posted on 04.05.2018, 00:00 by Fato Tano Patrice, Kaipei Qiu, Li-Jun Zhao, Essy Kouadio Fodjo, Da-Wei Li, Yi-Tao Long
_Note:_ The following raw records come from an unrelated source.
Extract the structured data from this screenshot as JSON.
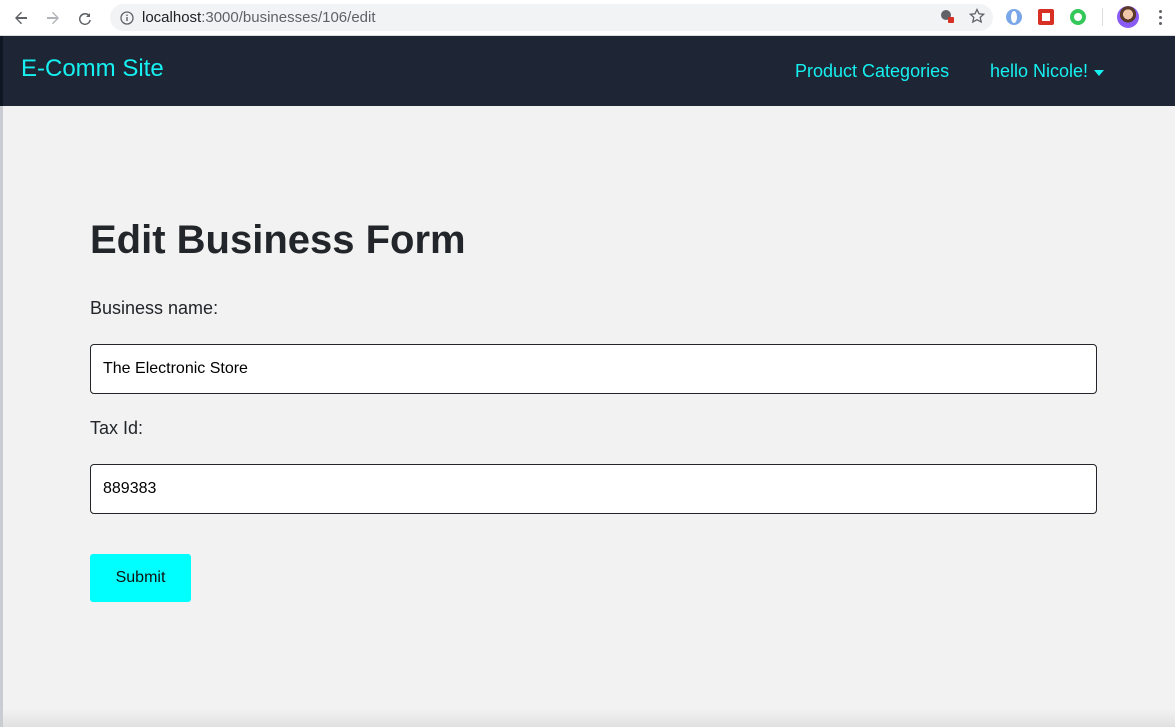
{
  "browser": {
    "url_host": "localhost",
    "url_path": ":3000/businesses/106/edit"
  },
  "navbar": {
    "brand": "E-Comm Site",
    "categories_link": "Product Categories",
    "user_menu": "hello Nicole!"
  },
  "form": {
    "title": "Edit Business Form",
    "business_name_label": "Business name:",
    "business_name_value": "The Electronic Store",
    "tax_id_label": "Tax Id:",
    "tax_id_value": "889383",
    "submit_label": "Submit"
  },
  "colors": {
    "navbar_bg": "#1e2534",
    "accent": "#16f0f0",
    "button": "#00ffff",
    "page_bg": "#f2f2f2"
  }
}
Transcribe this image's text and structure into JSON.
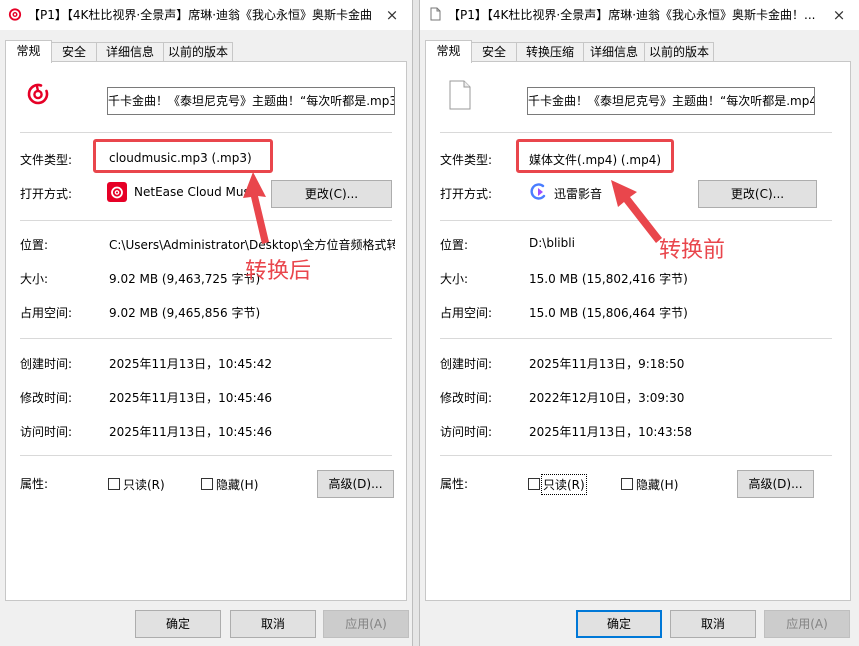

Collision at a single molecule level was achieved based on the nanoimpact of an individual pyrroloquinoline quinone (PQQ) modified multiwalled carbon nanotube (MWCNT) at the carbon fiber ultramicroelectrode (C UME). Electrocatalytic amplification of the current responses was observed when the PQQ-modified MWCNT collided with C UME in the presence of hydrazine (N2H4) in a Tris-HCl buffer solution, which was also supported by the conventional cyclic voltammetry and chronoamperometry techniques. The enhanced catalytic oxidation of N2H4 was due to the “addition-elimination” redox cycling mechanism of PQQ/PQQH2, where the oxidation of N2H4 occurred together with the reduction of PQQ under an external bias, and the formed PQQH2 intermediate would be reoxidized back to PQQ simultaneously. The average collision current, duration, and charge for PQQ-modified MWCNT at 1.0 V vs Ag/AgCl were 105 pA, 0.45 ms, and 49 fC, respectively. As a result, the turnover frequency of electrocatalytic oxidation of N2H4 by PQQ was calculated to be 54 s–1. In this regard, the proposed individual carbon nanotube collision method can not only serve as a promising sensing technique to detect biochemical species, but more importantly provide a robust approach to determine the intrinsic catalytic activity as well.